──────── Data under study ────────

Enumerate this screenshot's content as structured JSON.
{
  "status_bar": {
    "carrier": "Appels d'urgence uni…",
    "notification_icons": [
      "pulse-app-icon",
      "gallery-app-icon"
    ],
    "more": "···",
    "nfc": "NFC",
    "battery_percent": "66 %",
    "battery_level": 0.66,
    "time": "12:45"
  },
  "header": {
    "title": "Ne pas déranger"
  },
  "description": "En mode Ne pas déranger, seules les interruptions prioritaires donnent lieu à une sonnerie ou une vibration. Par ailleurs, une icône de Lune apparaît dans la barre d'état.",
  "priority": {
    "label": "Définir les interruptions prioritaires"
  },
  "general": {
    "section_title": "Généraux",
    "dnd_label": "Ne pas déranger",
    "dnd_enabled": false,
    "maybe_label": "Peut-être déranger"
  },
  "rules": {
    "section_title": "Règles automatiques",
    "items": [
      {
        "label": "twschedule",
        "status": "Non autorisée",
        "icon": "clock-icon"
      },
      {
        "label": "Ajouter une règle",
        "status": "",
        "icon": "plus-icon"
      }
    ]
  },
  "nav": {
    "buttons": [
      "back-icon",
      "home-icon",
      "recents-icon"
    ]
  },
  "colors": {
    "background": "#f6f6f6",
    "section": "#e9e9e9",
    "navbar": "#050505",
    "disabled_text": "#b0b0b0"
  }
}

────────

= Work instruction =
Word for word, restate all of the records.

= The completed task =
Enumerate this screenshot's content as structured JSON.
{
  "status_bar": {
    "carrier": "Appels d'urgence uni…",
    "notification_icons": [
      "pulse-app-icon",
      "gallery-app-icon"
    ],
    "more": "···",
    "nfc": "NFC",
    "battery_percent": "66 %",
    "battery_level": 0.66,
    "time": "12:45"
  },
  "header": {
    "title": "Ne pas déranger"
  },
  "description": "En mode Ne pas déranger, seules les interruptions prioritaires donnent lieu à une sonnerie ou une vibration. Par ailleurs, une icône de Lune apparaît dans la barre d'état.",
  "priority": {
    "label": "Définir les interruptions prioritaires"
  },
  "general": {
    "section_title": "Généraux",
    "dnd_label": "Ne pas déranger",
    "dnd_enabled": false,
    "maybe_label": "Peut-être déranger"
  },
  "rules": {
    "section_title": "Règles automatiques",
    "items": [
      {
        "label": "twschedule",
        "status": "Non autorisée",
        "icon": "clock-icon"
      },
      {
        "label": "Ajouter une règle",
        "status": "",
        "icon": "plus-icon"
      }
    ]
  },
  "nav": {
    "buttons": [
      "back-icon",
      "home-icon",
      "recents-icon"
    ]
  },
  "colors": {
    "background": "#f6f6f6",
    "section": "#e9e9e9",
    "navbar": "#050505",
    "disabled_text": "#b0b0b0"
  }
}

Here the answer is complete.